Despite government promises in response to the protests, students remain to be convinced that they have seen the last of human rights violations.

Protests initiated by students of Ramiz Uddin Cantonment School and College have left Bangladesh’s capital, Dhaka, in turmoil. The protests were launched after two year 11 students Abdul Karim Rajib and Dia Khanam Meem were killed by speeding buses on July 29.

Using innovative ways of protesting, the students have won widespread national sympathy. They stopped vehicles, checked drivers documents and licences, enforced traffic rules, especially the need for drivers to keep to one lane and, in what was a rare experience, demanded that drivers give way to ambulances and other emergency vehicles.

In an open conflict of interest, shipping minister Shajahan Khan, who is also president of the Heavy Vehicles Labourers’ Federation, denigrated the students and their demands for road safety. He also insulted the memory of the two students.

As the government lost control of the situation, it accused the students of vandalism and closed schools and colleges. It has mobilised police and members of a government-aligned student group to brutally crackdown on the protesters with rubber bullets, tear gas, batons, machetes and sticks.

Hundreds were injured, female protesters were sexually harassed, and journalists and bystanders were beaten up and arrested for taking photos or recording videos.

Renowned photojournalist Shahidul Alam was arrested for making “provocative comments” and placed on seven-day remand, a sentence which was later suspended by the High Court.

University students joined the school students in protesting when news spread about the repression.
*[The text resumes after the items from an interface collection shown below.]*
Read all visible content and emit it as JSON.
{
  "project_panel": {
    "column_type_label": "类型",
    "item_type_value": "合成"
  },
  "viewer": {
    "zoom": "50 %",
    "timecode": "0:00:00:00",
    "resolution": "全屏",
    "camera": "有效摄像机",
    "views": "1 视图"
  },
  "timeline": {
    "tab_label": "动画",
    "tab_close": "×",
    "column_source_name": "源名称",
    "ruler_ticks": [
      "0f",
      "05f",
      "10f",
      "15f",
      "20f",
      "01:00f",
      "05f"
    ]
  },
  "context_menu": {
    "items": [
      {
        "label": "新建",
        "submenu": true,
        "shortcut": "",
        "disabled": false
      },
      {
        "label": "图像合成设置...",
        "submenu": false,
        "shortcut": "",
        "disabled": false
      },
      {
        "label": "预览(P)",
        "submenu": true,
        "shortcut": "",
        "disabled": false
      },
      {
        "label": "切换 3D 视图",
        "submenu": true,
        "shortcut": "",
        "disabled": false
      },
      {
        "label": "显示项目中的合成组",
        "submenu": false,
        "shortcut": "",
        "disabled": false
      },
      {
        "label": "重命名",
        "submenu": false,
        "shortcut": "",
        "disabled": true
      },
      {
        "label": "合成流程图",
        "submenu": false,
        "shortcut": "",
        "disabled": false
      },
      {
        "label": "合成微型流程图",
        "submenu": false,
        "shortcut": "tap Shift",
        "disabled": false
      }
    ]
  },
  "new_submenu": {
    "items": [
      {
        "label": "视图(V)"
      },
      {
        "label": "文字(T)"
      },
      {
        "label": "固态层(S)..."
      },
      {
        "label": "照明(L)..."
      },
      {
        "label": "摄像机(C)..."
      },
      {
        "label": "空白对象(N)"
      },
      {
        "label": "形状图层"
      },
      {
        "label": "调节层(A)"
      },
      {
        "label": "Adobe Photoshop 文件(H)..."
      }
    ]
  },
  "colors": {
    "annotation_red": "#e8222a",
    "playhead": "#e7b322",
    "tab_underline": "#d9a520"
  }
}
As social media was flooded with photos and videos of the violence, university students also blocked roads to demand justice. They were also attacked by police.

Prime Minister Sheikh Hasina has since given verbal assurance that all the protesters’ demands will be granted. Students, however, remember the broken promises made by the government in April when Dhaka University students demanded reforms to public service recruitment processes.

After the police and ruling party-sponsored violence, students remain to be convinced that they have seen the last of human rights violations, disregard for student safety, denial of freedom of expression and abuse of power.

[Sabrina Syed is a Bangladeshi PhD student studying in Newcastle.]